- A few hours after you’ve eaten those jelly snakes, your blood glucose levels start to fall again. Now you feel your energy levels dip, and you begin to get tired and hungry. As a result, you look for an energy fix and reach for the next handful of sugary snakes to keep you going.
5 low-sugar snack swaps
Looking for a healthier 3pm pick-me-up? Skip the energy slump with these smart swaps.
Row (20g) of milk chocolate
Handful (30g) of mixed nuts
3 choc-chip biscuits
Large milky coffee with 2 sugars
170g tub plain yoghurt topped with ½ cup fresh strawberries
2 tsp honey on a crumpet
2 tsp peanut butter on a slice of wholegrain toast
Takeaway blueberry muffin
2 wholegrain crackers with 1 slice cheddar and 1 cup grapes
Article sources and references
- Australian Bureau of Statistics. 2016. Australian Health Survey: Consumption of added sugars, 2011–12. Accessed December 2021https://www.abs.gov.au/ausstats/[email protected]/lookup/4364.0.55.011main+features12011-12#:~:text=4364.0.,of%20added%20sugars%2C%202011%2D12&text=In%202011%2D12%2C%20Australians%20consumed,14%20teaspoons%20of%20white%20sugar).
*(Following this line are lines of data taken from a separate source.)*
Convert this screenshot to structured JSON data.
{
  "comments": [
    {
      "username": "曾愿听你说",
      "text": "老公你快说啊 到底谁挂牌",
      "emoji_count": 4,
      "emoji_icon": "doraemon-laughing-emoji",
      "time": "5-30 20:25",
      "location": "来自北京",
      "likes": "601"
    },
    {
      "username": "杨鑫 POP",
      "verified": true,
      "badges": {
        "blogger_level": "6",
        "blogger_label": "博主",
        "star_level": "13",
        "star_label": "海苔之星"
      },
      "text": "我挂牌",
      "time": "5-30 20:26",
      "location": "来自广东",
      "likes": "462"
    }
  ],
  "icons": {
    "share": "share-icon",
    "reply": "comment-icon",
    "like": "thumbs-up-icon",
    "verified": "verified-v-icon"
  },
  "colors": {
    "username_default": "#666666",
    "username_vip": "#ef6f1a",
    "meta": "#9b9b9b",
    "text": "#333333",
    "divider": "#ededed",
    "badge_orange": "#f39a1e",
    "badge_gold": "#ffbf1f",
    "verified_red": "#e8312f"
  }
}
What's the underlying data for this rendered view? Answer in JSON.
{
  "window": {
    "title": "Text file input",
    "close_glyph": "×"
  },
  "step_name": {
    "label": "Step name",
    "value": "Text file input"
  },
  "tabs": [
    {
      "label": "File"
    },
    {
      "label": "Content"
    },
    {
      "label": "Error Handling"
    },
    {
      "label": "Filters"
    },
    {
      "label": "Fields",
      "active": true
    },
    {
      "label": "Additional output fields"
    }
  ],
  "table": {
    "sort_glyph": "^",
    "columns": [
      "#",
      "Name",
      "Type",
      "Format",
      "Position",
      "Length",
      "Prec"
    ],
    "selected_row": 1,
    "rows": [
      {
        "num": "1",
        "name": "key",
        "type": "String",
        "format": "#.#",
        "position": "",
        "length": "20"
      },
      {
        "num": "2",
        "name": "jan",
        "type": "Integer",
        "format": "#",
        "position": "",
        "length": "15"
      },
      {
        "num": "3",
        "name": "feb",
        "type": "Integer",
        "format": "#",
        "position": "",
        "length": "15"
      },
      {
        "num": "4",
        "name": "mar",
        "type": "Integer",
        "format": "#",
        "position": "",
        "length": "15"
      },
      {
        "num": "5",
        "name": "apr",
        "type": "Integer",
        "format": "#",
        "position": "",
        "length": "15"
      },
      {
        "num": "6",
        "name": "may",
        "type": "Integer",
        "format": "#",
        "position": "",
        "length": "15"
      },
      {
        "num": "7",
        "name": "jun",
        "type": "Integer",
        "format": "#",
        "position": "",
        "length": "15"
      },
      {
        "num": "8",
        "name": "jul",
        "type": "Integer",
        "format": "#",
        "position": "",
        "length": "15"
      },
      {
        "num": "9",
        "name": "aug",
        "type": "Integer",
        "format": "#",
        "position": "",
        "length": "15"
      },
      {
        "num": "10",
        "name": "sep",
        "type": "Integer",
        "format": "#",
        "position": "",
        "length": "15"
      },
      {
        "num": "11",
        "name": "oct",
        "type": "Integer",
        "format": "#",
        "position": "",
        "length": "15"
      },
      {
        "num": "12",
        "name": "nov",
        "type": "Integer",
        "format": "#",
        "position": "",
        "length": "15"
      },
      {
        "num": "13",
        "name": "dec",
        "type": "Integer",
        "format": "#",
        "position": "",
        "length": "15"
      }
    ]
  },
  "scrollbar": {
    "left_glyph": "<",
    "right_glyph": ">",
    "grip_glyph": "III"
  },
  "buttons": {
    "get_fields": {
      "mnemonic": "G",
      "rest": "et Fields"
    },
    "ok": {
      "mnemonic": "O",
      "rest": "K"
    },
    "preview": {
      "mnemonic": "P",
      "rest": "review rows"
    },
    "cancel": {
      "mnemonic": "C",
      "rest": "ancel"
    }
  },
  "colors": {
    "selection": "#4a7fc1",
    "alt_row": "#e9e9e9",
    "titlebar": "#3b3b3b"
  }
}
- Clemens et al. 2016. Functionality of sugars in foods and health. CRFSFS. 15: 433–70.https://ift.onlinelibrary.wiley.com/doi/abs/10.1111/1541-4337.12194
- Sugar Nutrition Resource Centre. 2019. Sugar consumption trends in Australia and NZ. Accessed December 2021https://www.sugarnutritionresource.org/news-articles/sugar-consumption-trends-in-australia-and-nz#:~:text=Median%20added%20sugars%20was%2049g,and%20added%20sugar%20by%20ethnicity.
- Sugar Nutrition Resource Centre. 2021. Digestion, absorption & transport of carbohydrates. Accessed December 2021https://www.sugarnutritionresource.org/the-basics/digestion-absorption-of-sugar